In 1865, Michael ended his connection with the Royal Institution after over 50 years of service. He died at his house at Hampton Court on 25th August 1867 and was buried in Highgate Cemetery, London, leaving as his monument a new conception of physical reality.


Date Known

22 September 1791

Michael Faraday is born to James Faraday and Margaret Hastwell in Newington Butts, England. Sources: 1


Michael Faraday is apprenticed to George Riebau, a bookbinder and stationer at 2, Blandford Street, Marylebone, England.

31 October 1812

Michael Faraday is hired as an assistant by chemist, Humphrey Davy.

October 1813

Eminent chemist, Humphrey Davy travels to Paris, France with his assistant, Michael Faraday, to collect a medal awarded to Davy by Napoleon Bonaparte for his electro-chemical work.

December 1813

Michael Faraday travels with Humphrey Davy from Paris, France to tour Italy (and beyond).

June 1814

Humphrey Davy and Michael Faraday meet with fellow chemist Alessandro Volta in Milan, Italy.

24 July 1814

Nine months into their tour of Europe, Humphrey Davy and Michael Faraday arrive in Geneva, Europe.

30 January 1815

Michael Faraday attends a masquerade ball during Carnivale in Rome, Italy. Sources: 1

16 April 1815

Humphrey Davy and Michael Faraday pass through Brussels, Belgium (very happily) en route to England.


Sarah Barnard and Michael Faraday marry. Sources: 1


Michael Faraday publishes his Laws of Electromagnetic Induction.

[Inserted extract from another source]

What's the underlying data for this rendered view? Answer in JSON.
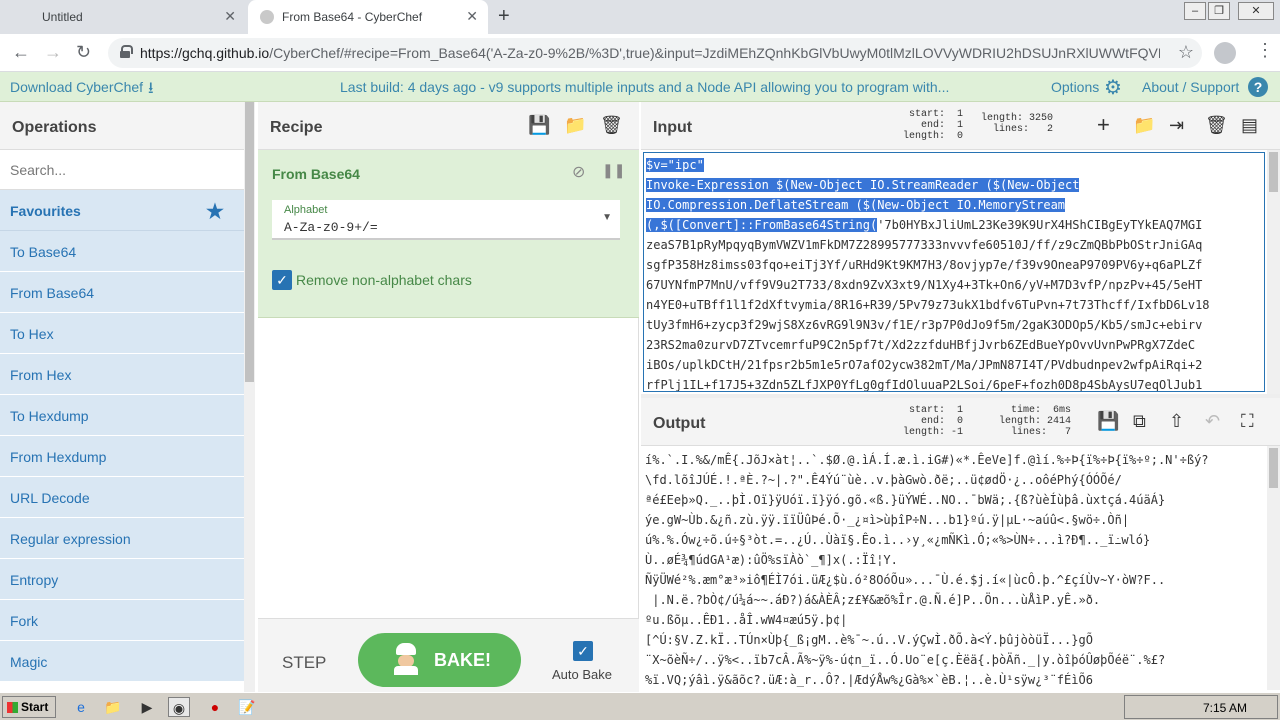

London's Sandemanian congregation (including Michael Faraday) moves from Paul's Alley to Barnsbury Grove.

25 August 1867

Michael Faraday dies in Hampton Court, England.